Russian President Vladimir Putin is giving President Joe Biden his first massive foreign-crisis test — and it’s nerve-wracking to watch.
Russia is on the brink of open war on Ukraine, a nation it’s been torturing mostly via proxies, at the cost so far of 14,000 lives, since it seized Crimea in 2014. Moscow has been adding troops in the area for weeks; it now has 40,000 troops in Crimea and 40,000 more elsewhere along the border. That’s more than 10 percent of Russia’s entire military manpower.
Secretary of State Antony Blinken notes it’s “the largest concentration of Russian forces on Ukraine’s borders since 2014. That is a deep concern not only to Ukraine, but to the United States.”
Biden’s response? Send in warships — only to call them back after Russia hinted it would target them. He also called Putin on Tuesday to ask for an in-person summit (which the tyrant declined) and give the “United States’ unwavering commitment to Ukraine’s sovereignty and territorial integrity.”
But similar tough talk in the Obama years didn’t save Crimea — nor did later US sanctions on Russia. Yet Biden’s now imposing new sanctions in hopes they’ll work this time.
Now administration officials are talking of how they don’t want the crisis to spin “out of control” — which is music to Putin’s ears.

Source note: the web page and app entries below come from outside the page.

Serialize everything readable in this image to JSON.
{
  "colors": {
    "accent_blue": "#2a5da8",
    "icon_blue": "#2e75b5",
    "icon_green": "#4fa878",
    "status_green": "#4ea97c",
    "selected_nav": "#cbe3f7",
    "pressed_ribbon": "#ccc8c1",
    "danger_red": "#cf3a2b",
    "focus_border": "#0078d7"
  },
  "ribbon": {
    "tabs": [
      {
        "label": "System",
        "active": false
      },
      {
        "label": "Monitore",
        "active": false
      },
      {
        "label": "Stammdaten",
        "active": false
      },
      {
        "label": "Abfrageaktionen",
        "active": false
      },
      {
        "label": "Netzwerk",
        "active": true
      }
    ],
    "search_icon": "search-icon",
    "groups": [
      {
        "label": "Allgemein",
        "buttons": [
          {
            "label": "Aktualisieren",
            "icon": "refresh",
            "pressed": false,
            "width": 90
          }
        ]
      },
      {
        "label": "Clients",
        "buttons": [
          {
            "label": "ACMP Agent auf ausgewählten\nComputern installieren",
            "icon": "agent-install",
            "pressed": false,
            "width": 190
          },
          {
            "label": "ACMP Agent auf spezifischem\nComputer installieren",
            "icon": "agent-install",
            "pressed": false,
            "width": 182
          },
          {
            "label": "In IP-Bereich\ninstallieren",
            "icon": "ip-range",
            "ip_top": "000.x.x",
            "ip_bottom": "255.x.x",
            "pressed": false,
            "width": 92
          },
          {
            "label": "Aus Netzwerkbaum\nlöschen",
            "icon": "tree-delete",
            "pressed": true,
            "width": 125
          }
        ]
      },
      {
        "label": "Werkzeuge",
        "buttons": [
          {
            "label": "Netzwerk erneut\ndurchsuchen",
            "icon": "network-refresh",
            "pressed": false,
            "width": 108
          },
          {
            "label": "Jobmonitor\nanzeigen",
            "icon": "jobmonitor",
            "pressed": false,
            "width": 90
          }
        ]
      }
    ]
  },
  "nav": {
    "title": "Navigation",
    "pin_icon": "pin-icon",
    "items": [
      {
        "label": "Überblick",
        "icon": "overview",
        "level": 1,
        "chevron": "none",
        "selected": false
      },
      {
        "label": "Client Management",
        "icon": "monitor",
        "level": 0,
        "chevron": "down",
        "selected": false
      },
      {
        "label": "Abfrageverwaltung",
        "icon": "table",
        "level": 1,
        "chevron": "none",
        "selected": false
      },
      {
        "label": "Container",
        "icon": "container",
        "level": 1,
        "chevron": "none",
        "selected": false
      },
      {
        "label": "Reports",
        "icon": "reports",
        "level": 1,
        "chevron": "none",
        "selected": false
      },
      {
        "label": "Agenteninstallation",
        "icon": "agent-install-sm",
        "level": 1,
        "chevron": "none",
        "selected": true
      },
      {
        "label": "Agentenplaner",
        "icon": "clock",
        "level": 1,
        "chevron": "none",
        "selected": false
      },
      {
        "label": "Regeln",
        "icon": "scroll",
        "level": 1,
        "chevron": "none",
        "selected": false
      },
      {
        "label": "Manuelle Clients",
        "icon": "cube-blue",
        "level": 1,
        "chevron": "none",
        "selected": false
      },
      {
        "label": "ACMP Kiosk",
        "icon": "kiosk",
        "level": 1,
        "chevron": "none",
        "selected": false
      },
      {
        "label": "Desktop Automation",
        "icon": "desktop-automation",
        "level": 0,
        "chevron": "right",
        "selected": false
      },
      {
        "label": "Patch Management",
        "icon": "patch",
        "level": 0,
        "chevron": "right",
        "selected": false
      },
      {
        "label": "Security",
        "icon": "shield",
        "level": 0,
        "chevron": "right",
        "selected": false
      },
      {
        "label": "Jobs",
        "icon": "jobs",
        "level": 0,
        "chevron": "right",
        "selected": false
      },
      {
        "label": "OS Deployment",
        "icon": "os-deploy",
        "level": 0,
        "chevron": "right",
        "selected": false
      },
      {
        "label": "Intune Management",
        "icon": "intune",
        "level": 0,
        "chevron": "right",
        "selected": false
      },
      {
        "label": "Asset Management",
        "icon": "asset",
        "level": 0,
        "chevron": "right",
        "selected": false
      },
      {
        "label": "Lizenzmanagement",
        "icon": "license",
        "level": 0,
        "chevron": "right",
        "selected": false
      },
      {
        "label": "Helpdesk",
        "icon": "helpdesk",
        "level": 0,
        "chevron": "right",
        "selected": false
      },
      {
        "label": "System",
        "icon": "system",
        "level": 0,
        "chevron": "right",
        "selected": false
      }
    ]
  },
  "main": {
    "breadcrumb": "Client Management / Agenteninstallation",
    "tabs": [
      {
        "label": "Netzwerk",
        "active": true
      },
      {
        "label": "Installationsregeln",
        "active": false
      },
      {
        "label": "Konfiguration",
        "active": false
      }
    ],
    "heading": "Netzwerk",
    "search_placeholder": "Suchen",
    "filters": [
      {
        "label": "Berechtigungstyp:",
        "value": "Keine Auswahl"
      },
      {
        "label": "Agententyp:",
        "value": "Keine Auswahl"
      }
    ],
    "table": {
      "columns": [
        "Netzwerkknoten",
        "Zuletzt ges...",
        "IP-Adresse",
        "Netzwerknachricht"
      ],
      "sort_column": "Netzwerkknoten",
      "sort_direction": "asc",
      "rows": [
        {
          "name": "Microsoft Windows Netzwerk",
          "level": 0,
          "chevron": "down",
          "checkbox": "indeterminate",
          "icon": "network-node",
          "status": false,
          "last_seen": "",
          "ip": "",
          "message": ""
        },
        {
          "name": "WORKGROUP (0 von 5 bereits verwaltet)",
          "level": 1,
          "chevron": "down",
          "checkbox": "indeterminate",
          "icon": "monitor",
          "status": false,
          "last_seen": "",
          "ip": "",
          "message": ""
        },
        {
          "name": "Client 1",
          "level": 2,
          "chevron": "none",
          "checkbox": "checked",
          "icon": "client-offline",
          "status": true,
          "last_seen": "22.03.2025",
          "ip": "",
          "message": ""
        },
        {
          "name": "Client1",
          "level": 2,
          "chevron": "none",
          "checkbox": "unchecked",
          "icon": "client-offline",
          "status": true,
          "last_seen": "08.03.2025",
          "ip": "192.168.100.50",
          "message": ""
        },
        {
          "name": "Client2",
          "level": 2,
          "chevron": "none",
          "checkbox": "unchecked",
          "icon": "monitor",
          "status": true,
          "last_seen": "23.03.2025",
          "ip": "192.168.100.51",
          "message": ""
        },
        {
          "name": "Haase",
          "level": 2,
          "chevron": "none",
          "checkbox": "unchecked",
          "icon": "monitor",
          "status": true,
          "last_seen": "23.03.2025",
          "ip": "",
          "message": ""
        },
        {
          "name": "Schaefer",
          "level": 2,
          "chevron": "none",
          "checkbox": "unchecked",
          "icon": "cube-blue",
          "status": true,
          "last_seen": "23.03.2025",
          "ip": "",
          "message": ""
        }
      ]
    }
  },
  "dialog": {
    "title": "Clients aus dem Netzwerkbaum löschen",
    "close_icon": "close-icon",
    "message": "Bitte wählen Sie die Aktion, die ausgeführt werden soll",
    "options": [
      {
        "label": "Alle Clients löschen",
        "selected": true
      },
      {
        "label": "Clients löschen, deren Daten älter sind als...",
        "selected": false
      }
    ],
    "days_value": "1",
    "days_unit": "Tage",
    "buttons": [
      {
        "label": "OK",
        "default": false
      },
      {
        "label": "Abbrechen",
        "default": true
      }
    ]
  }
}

The Russian president for life (he just signed a law leaving him in power until 2036 — when he’s 84) won’t be deterred by anything except truly credible threats. President Barack Obama couldn’t pull that off. Is Biden going to do any better?